Exercise requirements
Reproduce every entry exactly.

Data shown
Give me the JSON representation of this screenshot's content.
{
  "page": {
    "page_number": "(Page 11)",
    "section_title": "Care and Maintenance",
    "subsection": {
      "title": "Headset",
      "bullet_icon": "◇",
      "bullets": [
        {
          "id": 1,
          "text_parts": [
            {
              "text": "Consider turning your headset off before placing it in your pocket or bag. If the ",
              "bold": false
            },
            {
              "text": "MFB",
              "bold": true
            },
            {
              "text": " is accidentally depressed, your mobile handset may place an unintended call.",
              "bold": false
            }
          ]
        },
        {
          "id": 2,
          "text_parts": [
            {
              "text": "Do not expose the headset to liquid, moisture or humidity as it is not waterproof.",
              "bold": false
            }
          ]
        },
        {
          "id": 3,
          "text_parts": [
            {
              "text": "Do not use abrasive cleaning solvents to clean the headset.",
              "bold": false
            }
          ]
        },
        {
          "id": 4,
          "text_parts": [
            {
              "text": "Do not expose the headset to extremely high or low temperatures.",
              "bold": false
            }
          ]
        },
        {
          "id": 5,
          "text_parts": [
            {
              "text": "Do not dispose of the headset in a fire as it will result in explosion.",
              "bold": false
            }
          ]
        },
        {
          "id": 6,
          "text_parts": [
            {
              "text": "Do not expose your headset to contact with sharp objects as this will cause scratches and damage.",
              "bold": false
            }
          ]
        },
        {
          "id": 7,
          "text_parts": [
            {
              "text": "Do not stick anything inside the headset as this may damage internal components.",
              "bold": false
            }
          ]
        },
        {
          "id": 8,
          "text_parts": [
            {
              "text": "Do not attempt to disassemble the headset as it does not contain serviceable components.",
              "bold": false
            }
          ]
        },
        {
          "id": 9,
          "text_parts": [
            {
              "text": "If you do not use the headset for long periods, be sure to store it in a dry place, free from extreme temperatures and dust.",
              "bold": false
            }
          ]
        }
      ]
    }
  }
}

Task response
Give me the JSON representation of this screenshot's content.
{
  "page": {
    "page_number": "(Page 11)",
    "section_title": "Care and Maintenance",
    "subsection": {
      "title": "Headset",
      "bullet_icon": "◇",
      "bullets": [
        {
          "id": 1,
          "text_parts": [
            {
              "text": "Consider turning your headset off before placing it in your pocket or bag. If the ",
              "bold": false
            },
            {
              "text": "MFB",
              "bold": true
            },
            {
              "text": " is accidentally depressed, your mobile handset may place an unintended call.",
              "bold": false
            }
          ]
        },
        {
          "id": 2,
          "text_parts": [
            {
              "text": "Do not expose the headset to liquid, moisture or humidity as it is not waterproof.",
              "bold": false
            }
          ]
        },
        {
          "id": 3,
          "text_parts": [
            {
              "text": "Do not use abrasive cleaning solvents to clean the headset.",
              "bold": false
            }
          ]
        },
        {
          "id": 4,
          "text_parts": [
            {
              "text": "Do not expose the headset to extremely high or low temperatures.",
              "bold": false
            }
          ]
        },
        {
          "id": 5,
          "text_parts": [
            {
              "text": "Do not dispose of the headset in a fire as it will result in explosion.",
              "bold": false
            }
          ]
        },
        {
          "id": 6,
          "text_parts": [
            {
              "text": "Do not expose your headset to contact with sharp objects as this will cause scratches and damage.",
              "bold": false
            }
          ]
        },
        {
          "id": 7,
          "text_parts": [
            {
              "text": "Do not stick anything inside the headset as this may damage internal components.",
              "bold": false
            }
          ]
        },
        {
          "id": 8,
          "text_parts": [
            {
              "text": "Do not attempt to disassemble the headset as it does not contain serviceable components.",
              "bold": false
            }
          ]
        },
        {
          "id": 9,
          "text_parts": [
            {
              "text": "If you do not use the headset for long periods, be sure to store it in a dry place, free from extreme temperatures and dust.",
              "bold": false
            }
          ]
        }
      ]
    }
  }
}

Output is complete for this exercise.